## PROBLEM STATEMENT
Give back all the records exactly, keeping every line whole.

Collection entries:
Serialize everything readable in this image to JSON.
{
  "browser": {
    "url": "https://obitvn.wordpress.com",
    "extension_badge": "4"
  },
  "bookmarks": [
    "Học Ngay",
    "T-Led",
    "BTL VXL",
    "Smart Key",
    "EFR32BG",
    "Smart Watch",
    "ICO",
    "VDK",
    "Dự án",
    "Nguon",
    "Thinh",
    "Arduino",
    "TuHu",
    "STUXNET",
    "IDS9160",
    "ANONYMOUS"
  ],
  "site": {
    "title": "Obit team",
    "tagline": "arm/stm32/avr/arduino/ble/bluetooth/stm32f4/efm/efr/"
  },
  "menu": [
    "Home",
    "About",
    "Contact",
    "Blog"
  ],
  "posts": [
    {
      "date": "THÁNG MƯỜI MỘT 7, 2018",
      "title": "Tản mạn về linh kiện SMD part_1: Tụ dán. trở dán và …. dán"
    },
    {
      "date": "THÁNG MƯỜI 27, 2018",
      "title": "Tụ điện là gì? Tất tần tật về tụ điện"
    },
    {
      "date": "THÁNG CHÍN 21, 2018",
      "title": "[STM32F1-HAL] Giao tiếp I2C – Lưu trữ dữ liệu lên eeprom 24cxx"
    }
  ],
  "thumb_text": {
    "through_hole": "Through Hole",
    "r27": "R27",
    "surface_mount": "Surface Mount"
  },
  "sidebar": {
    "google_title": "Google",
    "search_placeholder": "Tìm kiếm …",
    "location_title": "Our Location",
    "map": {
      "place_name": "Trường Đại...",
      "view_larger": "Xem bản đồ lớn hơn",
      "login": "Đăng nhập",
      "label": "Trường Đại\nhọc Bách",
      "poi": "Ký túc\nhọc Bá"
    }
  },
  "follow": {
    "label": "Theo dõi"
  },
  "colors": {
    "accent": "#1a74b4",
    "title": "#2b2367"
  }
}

## SOLUTION
Serialize everything readable in this image to JSON.
{
  "browser": {
    "url": "https://obitvn.wordpress.com",
    "extension_badge": "4"
  },
  "bookmarks": [
    "Học Ngay",
    "T-Led",
    "BTL VXL",
    "Smart Key",
    "EFR32BG",
    "Smart Watch",
    "ICO",
    "VDK",
    "Dự án",
    "Nguon",
    "Thinh",
    "Arduino",
    "TuHu",
    "STUXNET",
    "IDS9160",
    "ANONYMOUS"
  ],
  "site": {
    "title": "Obit team",
    "tagline": "arm/stm32/avr/arduino/ble/bluetooth/stm32f4/efm/efr/"
  },
  "menu": [
    "Home",
    "About",
    "Contact",
    "Blog"
  ],
  "posts": [
    {
      "date": "THÁNG MƯỜI MỘT 7, 2018",
      "title": "Tản mạn về linh kiện SMD part_1: Tụ dán. trở dán và …. dán"
    },
    {
      "date": "THÁNG MƯỜI 27, 2018",
      "title": "Tụ điện là gì? Tất tần tật về tụ điện"
    },
    {
      "date": "THÁNG CHÍN 21, 2018",
      "title": "[STM32F1-HAL] Giao tiếp I2C – Lưu trữ dữ liệu lên eeprom 24cxx"
    }
  ],
  "thumb_text": {
    "through_hole": "Through Hole",
    "r27": "R27",
    "surface_mount": "Surface Mount"
  },
  "sidebar": {
    "google_title": "Google",
    "search_placeholder": "Tìm kiếm …",
    "location_title": "Our Location",
    "map": {
      "place_name": "Trường Đại...",
      "view_larger": "Xem bản đồ lớn hơn",
      "login": "Đăng nhập",
      "label": "Trường Đại\nhọc Bách",
      "poi": "Ký túc\nhọc Bá"
    }
  },
  "follow": {
    "label": "Theo dõi"
  },
  "colors": {
    "accent": "#1a74b4",
    "title": "#2b2367"
  }
}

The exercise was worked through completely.